CASTLETON-SCHODACK GIRL SCOUTS
“Diamond Strong” is a Girl Scout Gold Award Project that combines Sierra’s passion for softball with an important social justice issue, promoting the healthy development of young women through participation in sports. The project entails hosting a softball player development clinic in the Schodack Central School District with the assistance of local and college coaches. It also includes addressing safety issues and field improvements on the Maple Hill Varsity Softball field.
GOING FOR THE GOLD
According to the Girl Scouts of the USA website the Girl Scout Gold Award is the highest and most prestigious award a Girl Scout may earn. The Gold Award sets the foundation for the leadership skills, organizational skills, and sense of community and commitment needed for a lifetime of active citizenship. It fulfills a need within a girl's community, creates change, and hopefully, is something that becomes ongoing.
The project is more than a good service project it must encompass organizational, leadership, and networking skills. After fulfilling several pre-requisites, including earning the Silver Award, eighty hours is the suggested minimum hours for achieving the Gold Award.
SOFTBALL AND SOCIAL JUSTICE
According to a Women’s Sports Foundation Report, “Her Life Depends on It II,” evidence-based research links sports and physical activity to the health and well-being of American girls and women. It confirms that regular physical activity and sports provide the critical foundation that allows girls and women to lead healthy, strong, and fulfilled lives.
“Her Life Depends on It II”emphasizes that the gender gap in physical activity widens when traced across grade levels. As girls get older they are less likely to engage in high rates of physical activity (five days or more a week), while more boys remain highly involved with physical activity from childhood through high school. The reports suggests that girls get involved with sports for many reasons, including self-image, body-image, peer support, parental encouragement, presence of role models and cultural supports.

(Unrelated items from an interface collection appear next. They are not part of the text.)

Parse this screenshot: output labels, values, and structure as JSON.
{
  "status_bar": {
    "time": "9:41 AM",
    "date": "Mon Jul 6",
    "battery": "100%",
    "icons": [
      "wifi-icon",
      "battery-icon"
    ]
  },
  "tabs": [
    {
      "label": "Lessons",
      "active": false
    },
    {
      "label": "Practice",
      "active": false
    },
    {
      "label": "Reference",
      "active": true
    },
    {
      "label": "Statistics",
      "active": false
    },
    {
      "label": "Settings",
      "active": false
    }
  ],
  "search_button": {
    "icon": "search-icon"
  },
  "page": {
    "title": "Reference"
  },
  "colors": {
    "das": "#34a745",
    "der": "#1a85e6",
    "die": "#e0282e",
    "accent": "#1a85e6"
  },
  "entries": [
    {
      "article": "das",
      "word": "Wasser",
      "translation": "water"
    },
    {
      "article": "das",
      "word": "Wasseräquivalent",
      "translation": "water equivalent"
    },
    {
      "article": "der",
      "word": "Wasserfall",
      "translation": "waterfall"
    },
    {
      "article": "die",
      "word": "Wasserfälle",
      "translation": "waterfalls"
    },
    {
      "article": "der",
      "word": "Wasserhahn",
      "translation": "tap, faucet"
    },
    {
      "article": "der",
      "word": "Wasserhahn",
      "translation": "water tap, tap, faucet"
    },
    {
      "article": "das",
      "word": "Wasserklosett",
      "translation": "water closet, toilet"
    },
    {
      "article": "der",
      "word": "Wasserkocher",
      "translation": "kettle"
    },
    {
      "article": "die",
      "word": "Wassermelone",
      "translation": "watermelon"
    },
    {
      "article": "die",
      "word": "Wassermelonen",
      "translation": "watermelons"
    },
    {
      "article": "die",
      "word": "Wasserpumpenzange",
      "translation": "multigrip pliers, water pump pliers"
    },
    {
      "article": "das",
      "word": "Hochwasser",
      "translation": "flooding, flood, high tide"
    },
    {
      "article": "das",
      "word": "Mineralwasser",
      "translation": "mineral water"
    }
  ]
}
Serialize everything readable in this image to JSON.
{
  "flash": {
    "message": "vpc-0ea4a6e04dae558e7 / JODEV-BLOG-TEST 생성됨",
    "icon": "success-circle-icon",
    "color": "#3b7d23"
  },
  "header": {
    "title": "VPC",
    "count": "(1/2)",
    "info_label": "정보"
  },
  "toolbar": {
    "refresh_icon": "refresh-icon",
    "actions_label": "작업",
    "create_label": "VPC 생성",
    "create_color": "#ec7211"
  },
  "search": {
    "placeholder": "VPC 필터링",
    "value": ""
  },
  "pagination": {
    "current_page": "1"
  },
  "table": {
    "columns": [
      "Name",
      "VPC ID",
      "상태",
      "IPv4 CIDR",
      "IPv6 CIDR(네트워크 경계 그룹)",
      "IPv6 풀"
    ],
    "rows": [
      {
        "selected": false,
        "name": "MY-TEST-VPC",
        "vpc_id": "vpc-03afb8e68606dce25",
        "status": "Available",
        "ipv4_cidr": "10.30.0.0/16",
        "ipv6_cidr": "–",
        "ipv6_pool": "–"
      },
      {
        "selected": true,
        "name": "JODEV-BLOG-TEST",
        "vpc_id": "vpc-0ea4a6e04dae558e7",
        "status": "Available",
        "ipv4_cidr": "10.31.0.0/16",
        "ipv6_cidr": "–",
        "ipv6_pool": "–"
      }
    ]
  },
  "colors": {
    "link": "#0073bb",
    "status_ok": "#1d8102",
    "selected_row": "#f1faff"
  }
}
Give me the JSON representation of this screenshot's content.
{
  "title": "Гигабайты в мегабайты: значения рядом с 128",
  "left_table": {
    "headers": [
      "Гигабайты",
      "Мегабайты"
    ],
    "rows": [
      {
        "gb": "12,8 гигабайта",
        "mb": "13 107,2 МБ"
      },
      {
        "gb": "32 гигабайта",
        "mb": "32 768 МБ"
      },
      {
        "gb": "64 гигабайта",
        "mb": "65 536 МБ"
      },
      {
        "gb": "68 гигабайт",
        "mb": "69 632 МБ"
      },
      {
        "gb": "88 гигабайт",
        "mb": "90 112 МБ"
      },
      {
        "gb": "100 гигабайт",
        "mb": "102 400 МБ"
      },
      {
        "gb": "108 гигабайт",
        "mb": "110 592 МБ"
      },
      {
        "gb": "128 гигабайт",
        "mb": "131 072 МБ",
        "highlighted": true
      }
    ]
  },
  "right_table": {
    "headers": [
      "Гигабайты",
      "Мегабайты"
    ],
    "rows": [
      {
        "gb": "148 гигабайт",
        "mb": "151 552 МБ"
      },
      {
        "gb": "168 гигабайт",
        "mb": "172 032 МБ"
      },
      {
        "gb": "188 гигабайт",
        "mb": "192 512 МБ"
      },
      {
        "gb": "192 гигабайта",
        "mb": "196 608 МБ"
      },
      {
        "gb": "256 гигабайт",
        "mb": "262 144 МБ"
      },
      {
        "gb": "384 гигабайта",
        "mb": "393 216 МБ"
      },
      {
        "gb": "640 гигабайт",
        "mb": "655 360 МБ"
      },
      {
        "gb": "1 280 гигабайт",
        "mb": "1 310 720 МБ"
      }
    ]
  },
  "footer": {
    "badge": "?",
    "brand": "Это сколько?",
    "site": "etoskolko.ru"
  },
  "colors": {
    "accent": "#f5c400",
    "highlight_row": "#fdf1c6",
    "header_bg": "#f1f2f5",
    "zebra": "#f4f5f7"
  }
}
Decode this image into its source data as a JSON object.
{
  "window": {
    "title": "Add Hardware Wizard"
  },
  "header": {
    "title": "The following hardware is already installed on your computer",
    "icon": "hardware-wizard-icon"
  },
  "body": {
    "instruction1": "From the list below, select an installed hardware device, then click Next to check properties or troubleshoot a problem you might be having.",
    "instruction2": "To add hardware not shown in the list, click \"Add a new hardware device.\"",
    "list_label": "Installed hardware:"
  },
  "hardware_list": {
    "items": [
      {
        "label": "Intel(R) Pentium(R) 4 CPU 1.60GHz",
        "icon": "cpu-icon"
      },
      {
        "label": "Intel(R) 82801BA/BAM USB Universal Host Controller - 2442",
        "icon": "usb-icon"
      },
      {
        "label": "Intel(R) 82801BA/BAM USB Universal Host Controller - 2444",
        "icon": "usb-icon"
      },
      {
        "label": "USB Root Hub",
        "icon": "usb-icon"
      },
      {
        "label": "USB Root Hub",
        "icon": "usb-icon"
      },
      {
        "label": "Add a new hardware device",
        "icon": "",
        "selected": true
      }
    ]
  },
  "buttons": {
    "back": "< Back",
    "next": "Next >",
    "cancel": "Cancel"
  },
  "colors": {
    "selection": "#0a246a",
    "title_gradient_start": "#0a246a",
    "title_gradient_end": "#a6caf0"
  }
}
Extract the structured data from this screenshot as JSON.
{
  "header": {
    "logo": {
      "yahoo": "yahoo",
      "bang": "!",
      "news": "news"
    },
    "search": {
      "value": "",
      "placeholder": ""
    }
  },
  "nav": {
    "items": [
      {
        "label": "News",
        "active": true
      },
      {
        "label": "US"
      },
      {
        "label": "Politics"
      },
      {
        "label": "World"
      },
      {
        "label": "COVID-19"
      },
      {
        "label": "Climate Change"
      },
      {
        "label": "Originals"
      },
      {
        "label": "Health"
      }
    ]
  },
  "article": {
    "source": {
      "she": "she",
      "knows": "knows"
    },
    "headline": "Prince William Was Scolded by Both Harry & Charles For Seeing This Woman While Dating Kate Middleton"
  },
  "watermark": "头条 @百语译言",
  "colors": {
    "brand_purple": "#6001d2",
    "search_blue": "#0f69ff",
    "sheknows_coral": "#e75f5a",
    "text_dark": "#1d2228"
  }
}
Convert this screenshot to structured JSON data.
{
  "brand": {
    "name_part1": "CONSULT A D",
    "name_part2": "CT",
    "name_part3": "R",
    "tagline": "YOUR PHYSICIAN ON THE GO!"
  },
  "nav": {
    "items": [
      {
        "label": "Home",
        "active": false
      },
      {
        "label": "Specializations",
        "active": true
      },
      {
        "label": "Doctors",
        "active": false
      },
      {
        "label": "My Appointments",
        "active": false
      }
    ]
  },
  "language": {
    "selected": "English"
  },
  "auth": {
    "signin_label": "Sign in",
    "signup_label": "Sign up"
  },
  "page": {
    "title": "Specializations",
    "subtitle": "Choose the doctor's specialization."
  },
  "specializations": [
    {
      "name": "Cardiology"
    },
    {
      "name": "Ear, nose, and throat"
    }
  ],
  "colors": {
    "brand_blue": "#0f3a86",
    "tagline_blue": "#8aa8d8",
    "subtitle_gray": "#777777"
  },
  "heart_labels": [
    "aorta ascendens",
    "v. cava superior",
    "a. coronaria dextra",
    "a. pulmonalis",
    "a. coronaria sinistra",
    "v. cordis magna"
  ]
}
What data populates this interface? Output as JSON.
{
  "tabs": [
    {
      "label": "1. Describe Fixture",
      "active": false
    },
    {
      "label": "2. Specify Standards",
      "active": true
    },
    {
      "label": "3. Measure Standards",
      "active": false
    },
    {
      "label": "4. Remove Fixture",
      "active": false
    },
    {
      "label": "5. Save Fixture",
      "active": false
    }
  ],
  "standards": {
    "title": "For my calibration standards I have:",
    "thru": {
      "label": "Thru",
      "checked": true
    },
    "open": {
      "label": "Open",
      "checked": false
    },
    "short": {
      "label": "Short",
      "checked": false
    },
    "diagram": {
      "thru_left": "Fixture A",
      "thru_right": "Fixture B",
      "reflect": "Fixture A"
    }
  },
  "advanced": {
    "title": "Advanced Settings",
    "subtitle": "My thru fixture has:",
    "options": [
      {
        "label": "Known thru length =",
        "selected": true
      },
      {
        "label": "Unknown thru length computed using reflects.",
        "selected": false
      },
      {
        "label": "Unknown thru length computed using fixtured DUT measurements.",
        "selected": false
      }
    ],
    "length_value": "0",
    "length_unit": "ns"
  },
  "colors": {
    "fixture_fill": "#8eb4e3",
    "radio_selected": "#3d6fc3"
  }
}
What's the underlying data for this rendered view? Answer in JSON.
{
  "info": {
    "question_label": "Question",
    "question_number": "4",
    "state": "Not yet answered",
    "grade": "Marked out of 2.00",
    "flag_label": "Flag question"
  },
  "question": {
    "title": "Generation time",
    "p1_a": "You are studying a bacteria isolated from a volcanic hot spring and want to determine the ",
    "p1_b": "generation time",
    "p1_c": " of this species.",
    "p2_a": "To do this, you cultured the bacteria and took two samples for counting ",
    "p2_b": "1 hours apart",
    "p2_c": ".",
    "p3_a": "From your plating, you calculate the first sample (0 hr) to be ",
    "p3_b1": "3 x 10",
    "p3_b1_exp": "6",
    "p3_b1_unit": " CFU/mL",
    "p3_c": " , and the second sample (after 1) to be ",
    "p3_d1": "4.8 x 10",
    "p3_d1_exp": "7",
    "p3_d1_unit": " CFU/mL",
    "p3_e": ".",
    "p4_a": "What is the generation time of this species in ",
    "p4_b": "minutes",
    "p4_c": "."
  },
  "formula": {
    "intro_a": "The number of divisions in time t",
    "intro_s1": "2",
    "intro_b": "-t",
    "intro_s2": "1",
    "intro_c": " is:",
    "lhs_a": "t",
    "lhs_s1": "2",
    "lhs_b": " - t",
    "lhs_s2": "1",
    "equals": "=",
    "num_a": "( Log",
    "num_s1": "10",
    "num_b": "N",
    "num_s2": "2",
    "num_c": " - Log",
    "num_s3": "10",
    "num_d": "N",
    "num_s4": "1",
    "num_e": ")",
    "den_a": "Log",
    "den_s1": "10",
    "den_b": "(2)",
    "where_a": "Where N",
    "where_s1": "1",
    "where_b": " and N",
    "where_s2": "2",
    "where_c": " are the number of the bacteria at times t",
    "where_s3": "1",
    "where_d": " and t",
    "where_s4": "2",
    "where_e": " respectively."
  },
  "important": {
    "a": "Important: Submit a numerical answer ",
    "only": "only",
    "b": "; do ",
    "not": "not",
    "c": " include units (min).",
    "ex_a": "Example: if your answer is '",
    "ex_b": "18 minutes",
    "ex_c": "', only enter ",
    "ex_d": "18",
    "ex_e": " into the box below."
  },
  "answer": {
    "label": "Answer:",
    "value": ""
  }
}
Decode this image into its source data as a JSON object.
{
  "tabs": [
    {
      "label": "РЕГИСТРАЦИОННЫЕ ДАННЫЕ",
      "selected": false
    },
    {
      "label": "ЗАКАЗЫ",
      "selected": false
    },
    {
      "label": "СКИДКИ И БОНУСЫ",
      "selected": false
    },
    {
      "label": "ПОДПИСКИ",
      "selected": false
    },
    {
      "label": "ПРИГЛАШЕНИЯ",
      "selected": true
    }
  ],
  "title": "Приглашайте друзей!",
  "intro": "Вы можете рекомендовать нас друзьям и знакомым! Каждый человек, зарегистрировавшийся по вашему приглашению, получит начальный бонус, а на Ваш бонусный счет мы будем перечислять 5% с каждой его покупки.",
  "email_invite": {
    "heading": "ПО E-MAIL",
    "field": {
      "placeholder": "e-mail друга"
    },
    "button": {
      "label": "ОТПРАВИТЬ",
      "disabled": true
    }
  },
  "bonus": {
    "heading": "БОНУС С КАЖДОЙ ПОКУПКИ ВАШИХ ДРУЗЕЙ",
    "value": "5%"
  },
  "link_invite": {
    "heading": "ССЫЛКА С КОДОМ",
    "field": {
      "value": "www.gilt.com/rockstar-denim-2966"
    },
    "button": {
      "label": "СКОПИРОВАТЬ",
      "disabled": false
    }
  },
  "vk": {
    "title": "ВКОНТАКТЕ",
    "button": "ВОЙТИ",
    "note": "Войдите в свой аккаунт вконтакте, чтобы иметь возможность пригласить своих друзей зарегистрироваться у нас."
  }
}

Girls and their families need program resources, safe venues, and opportunities to participate in school and community sports programs.
"It is not fair to ask of others what you are unwilling to do yourself."